Welcome to the blog of author Marlo Schalesky!

Wednesday, August 20, 2008

Clothed in Joy ... Thoughts from Madagascar

Hi Friends,

So I'm doing laundry this morning and my 8-year-old announces she has no pants she wants to wear.

"How 'bout these," I say.

"Those are too tiiiiiiight," she says.

"How about these."

"I don't like those."

"Okay, just put on these Christmas stretch pants until the laundry's done in two hours and you can wear whatever you want."

"But I only like to wear those at Christmas." (waa waa waa).

Me: "Good grief. Put them on. You need a trip to Madagascar where the kids are happy just to have clothes to wear."

(Big, heaving sigh) "Oh, all right."

And so I was reminded this morning of the kids I'd met in Madagascar - kids that taught me real joy - joy not tied to "stuff" or circumstances, ease or comfort. Just the joy found in Jesus.

It happened like this . . .

Bump, rattle, jolt - the land rover hiccuped over the furrowed lane of red earth as we made our way into the village of Morarano on the island of Madagascar. I’d come halfway around the world to help build a new church in this tiny village. Little did I know that God had even bigger plans.

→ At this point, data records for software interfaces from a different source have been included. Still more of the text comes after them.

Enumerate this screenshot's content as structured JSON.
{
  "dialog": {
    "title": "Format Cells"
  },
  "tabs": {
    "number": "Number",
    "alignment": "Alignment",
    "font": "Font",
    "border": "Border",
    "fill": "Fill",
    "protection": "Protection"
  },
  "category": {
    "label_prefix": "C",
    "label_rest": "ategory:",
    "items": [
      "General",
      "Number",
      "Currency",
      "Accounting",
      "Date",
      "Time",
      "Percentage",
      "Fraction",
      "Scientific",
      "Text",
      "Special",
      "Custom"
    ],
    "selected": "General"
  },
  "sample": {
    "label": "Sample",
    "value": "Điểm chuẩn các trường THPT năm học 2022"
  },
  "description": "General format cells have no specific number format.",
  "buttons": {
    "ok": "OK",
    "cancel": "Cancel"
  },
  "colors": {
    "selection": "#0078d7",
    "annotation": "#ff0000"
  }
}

We rumbled through the village of mud huts, topped with thick thatched roofs, while dozens of children raced from their homes. With wide eyes and pointing fingers, they scurried after our trucks as we traveled to the far end of the village.

Even as I stepped from the land rover, the beauty of Madagascar struck me - rolling hills, with rice paddies in every valley, trees dotting the landscape, turquoise blue skies, and red, red dirt like a swatch of crimson beneath the horizon. And there, in the valley below us, a little boy herded geese, just like in the fairy tales.

I smiled, slipped on some gloves, and got ready to work. It was then that I heard it. A tiny giggle, a snicker really. I turned. Behind me, a group of children stood with their hands covering their smiles.

"Vazaha.” Foreigner. I heard them whisper the word.

"Hello.” I took a step toward them.

Instantly, they scattered like dandelion seed in the wind. I shook my head and laughed. Then, my face sobered. Poor kids, I thought, looking at their matted hair, runny noses, and the tattered rags they used for clothes.


All that day, and the next, the kids watched and giggled and pointed as our team worked to lay the stone foundation for the 13.5 by 9 meter sanctuary that would service the 1,400 people in Morarano and surrounding villages.

By the third day, the kids had decided that we were okay, calling out "manao ahoana! manao ahoana!” (hello! hello!) as they ran, pell-mell, to greet us.

“Manao ahoana” we called back, pleased with ourselves for mastering one word of the Malagasy language.

As the days passed and the layers of mud and brick reached ever higher on the new church’s walls, I found the happy greeting of the children had changed. No longer did they just call out "hello.” Now they said "manao ahoana namana,” hello friends.

By the last day, the kids didn’t stand and watch as we worked. Each child, even those so small that they could barely walk, pitched in to help. Now, it was my turn to stare with wonder as these tiny children hauled one, two, and sometimes three bricks and handed them to us on the scaffolding.

All too soon, the sun waned in the afternoon sky. With final calls of "veloma" (goodbye) we left the village, our hearts filled with love for the Malagasy people and their sweet, dirt-splotched children.

As the red-mud huts of the village dropped from view, I thought about how the kids worked with us that day, how they had seen past our "foreigner” exterior and called us "friends.” They had stopped whispering "vazaha,” but had I stopped whispering "poor kids?”

I closed my eyes and allowed a hundred memories to sweep through my mind - little Rosa carrying her brother on her back and three bricks in her arms, a group of boys laughing as they pulled one another on the cart we used for hauling stones, the girls giggling as they pointed to themselves and said names that I couldn’t hope to pronounce. These were the kids I had pitied and thought, how sad. How could I possibly associate that word with those bright, joy-filled children?

What’s wrong with me, God? I prayed. Am I blind to happiness unless it’s wrapped in a pretty package?

As I sat and remembered the happy giggles of the children of Morarano, God broke through my blinders. He taught me to see as He sees, for "Man looks at the outward appearance, but the Lord looks at the heart." (1Samuel 16:7 NIV)

Now, I say, "Rags? What rags?” All I remember are white smiles like the adorning of jewels, glittering robes of laughter, and the unfettered, happy spirits of kids clothed in the joy of Jesus.

1 comments:

Smilingsal said...

I need to hear stories like this one so that I can more appreciate what I have and acknowledge the value of all.